22

What other index is concerning for graft stenosis?

ABI drop of >0.15

23

Name different types of prosthetic grafts?

Dacron
ePTFE
hybrid stent
polyurethane

24

How much does dacron increase in size after implantation?

10-20%

25

What are failure modes of prosthetic grafts?

blood interface (no antithrombotic mechanisms)
infection
compliance

26

What cells adhere to graft wall

Complement, coagulation cascade, plt, neutrophils and macs adhesion

27

Why is graft infection bad with prosthetic?

biofilm reduces abx effectiveness
50% amp rate
50% mortality

28

How does compliance influence failure?

stiff graft can lead to area of excessive mechanical stress which can lead to IH

29

What is anti-pot/anti-coag after prothetic graft?

ASA (lowers graft occlusion by 40%)
warfarin doubles bleeding events so only if at high risk of occlusion

30

Name options for cryopreserved grafts for bypass.

cryo SVG
HUV
CFA
bovine carotid artery
bovine mesenteric vein

31

How can cryopreservation effect allografts?

vessel can become less compliant
can have micro changes to histology of intima
diminished vasodilatory function

32

What is overall latency of cryo grafts?

its poor but limb salvage rate better then expected
likely du to repeated revasc attempts or situational perfusion enhancement

33

What aortic stent design features help prevent graft failure?

positive fixation
column support
friction

34

What are examples of positive fixation?

hook
barbs
anchors
supplemental staples

35

What is column support?

long iliac sealing zone to help prevent infrarenal migration

36

What are some anatomical features that can lead to graft limb occlusion?

iliac injury
calcification
tortuosity
stenosis
limb oversizing

37

How much overlap between components?

2-3 cm infrarenal
5-7cm thoracic

38

What are mechanism of failure of aortic stent grafts?

migration
neck dilation
fracture
limb occlusion
sac expansion

39

What is the definition of stent migration?

movement of more then 10mm or any movement with new type I/need of secondary procedure

40

What are some graft complication specific to thoracic?

retrograde type A
compression (with excessive oversizing)

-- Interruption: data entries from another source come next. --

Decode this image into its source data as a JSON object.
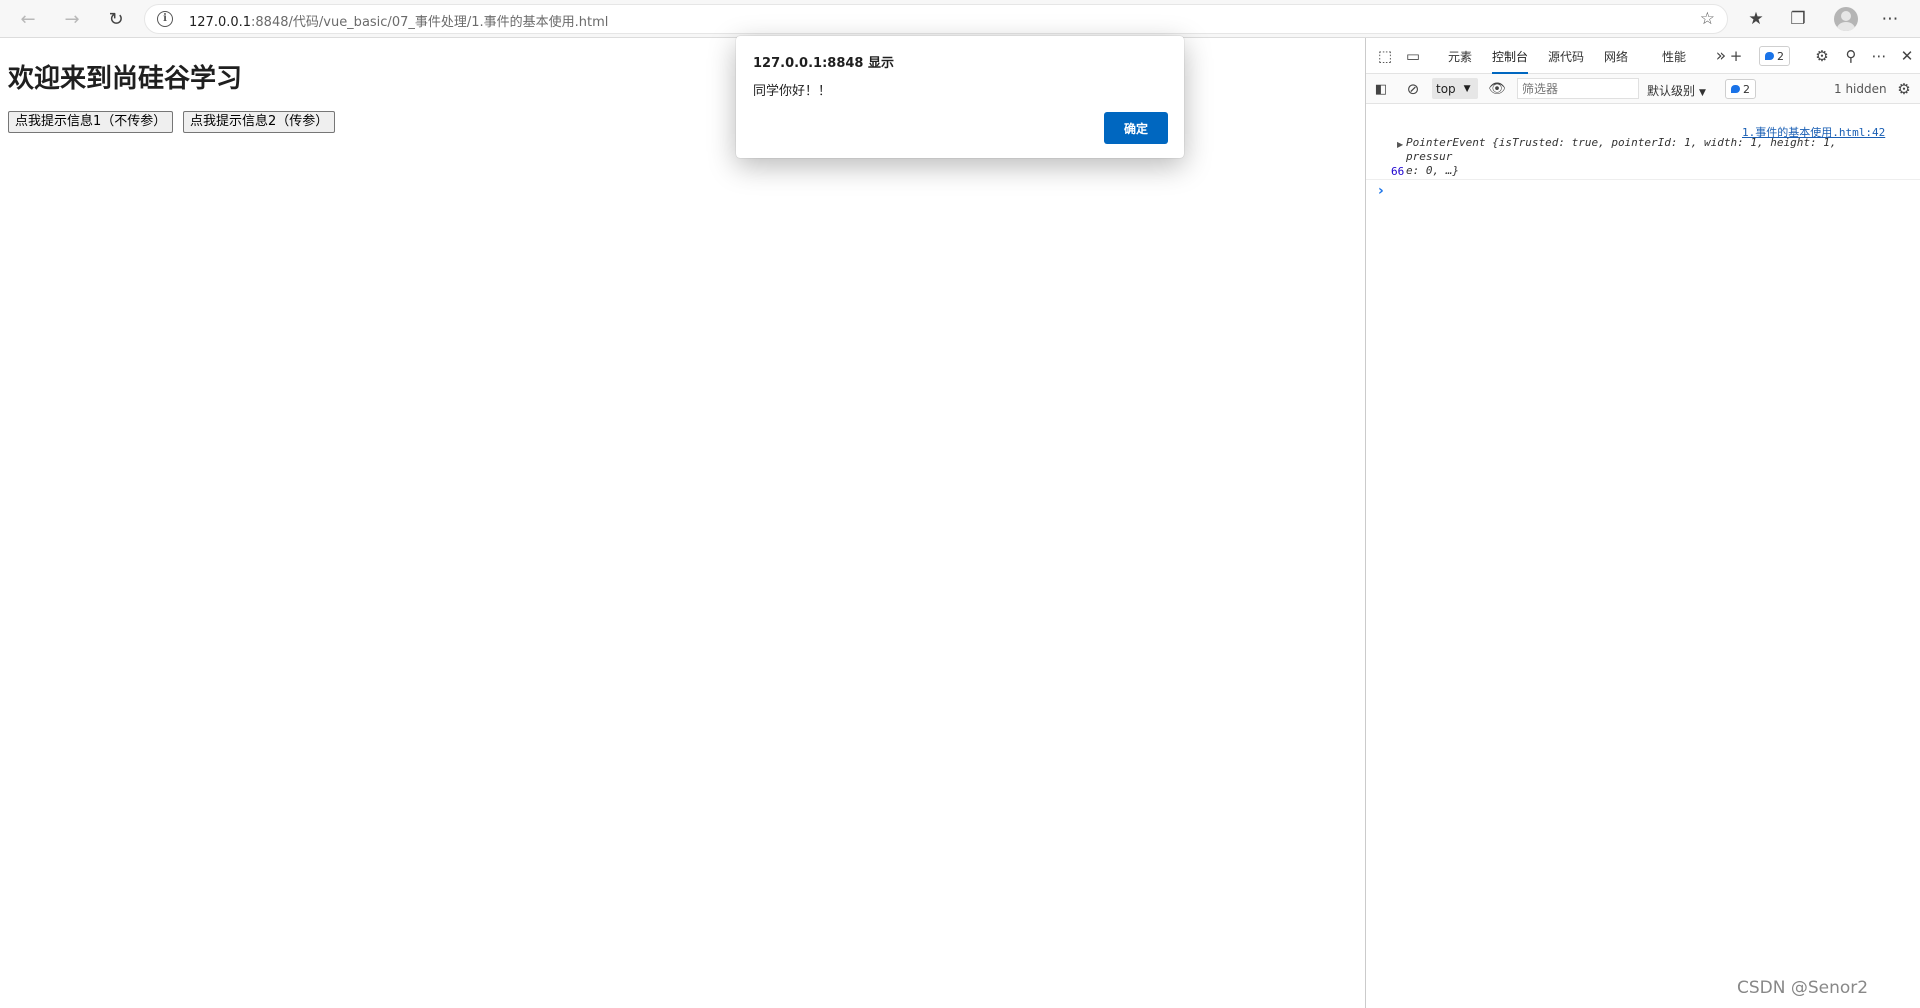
{
  "browser": {
    "url_host": "127.0.0.1",
    "url_rest": ":8848/代码/vue_basic/07_事件处理/1.事件的基本使用.html"
  },
  "page": {
    "heading": "欢迎来到尚硅谷学习",
    "button1_label": "点我提示信息1（不传参）",
    "button2_label": "点我提示信息2（传参）"
  },
  "alert": {
    "title": "127.0.0.1:8848 显示",
    "message": "同学你好！！",
    "ok_label": "确定"
  },
  "devtools": {
    "tabs": [
      "元素",
      "控制台",
      "源代码",
      "网络",
      "性能"
    ],
    "active_tab": "控制台",
    "issues_count": "2",
    "context": "top",
    "filter_placeholder": "筛选器",
    "levels_label": "默认级别",
    "messages_count": "2",
    "hidden_label": "1 hidden",
    "console_link": "1.事件的基本使用.html:42",
    "console_object_prefix": "PointerEvent",
    "console_object_line1": "{isTrusted: true, pointerId: 1, width: 1, height: 1, pressur",
    "console_object_line2": "e: 0, …}",
    "console_number": "66"
  },
  "watermark": "CSDN @Senor2",
  "colors": {
    "accent": "#0067c0",
    "badge_blue": "#1a73e8"
  }
}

41

Name some AAA devices.

aneurx medtronic
excluder gore
zenith cool
powerlink engologix
talent medtronic
ovation trivascular

42

Name thoracic devices.

cTag gore
talent medtronic
Tx2 cook
alpha cook

43

What are some stent interaction with vessel wall?

vessel injury
fluid dynamics (oversizing leads to areas of low wall shear stress which leads to IH)
strut characteristics (flow over struts can cause areas of low wall shear stress)

44

What are advantages/disadvantages of BE stents?

high radial force
high radio-opacityno oversizing needed
high precision

requires delivery sheath
can't treat lesion with variable diameter
low flexibility
not resistant to external compression
risk of dislodgment off balloon

45

What are advantages/disadvantages of SE stents?

high flexibility
no delivery sheath needed
treats lesions with variable diameter
resistant to compression

low radio-opacity
oversizing needed
low radial force

46

What is the definition of radial force?

force required to produce a 50% reduction in the luminal diameter of the stent

47

What differences in radial force between stainless steel and nitinol stents?

SS relies on design for radial force
nitinol relies on inherent nature of the metal

48

What are the differences in open and closed cell stents?

closed cell every stent wire interconnected. less flexible
may prevent distal embolization

49

Which stent to use:
concern about embolization
fresh thrombus
high external forces
ostial lesions
venous
heavily calcified
infrainguinal
dialysis
branch points
long iliac lesio

covered
covered
SE
BE
SE oversized
BE
SE
SE
BE
SE (calibre change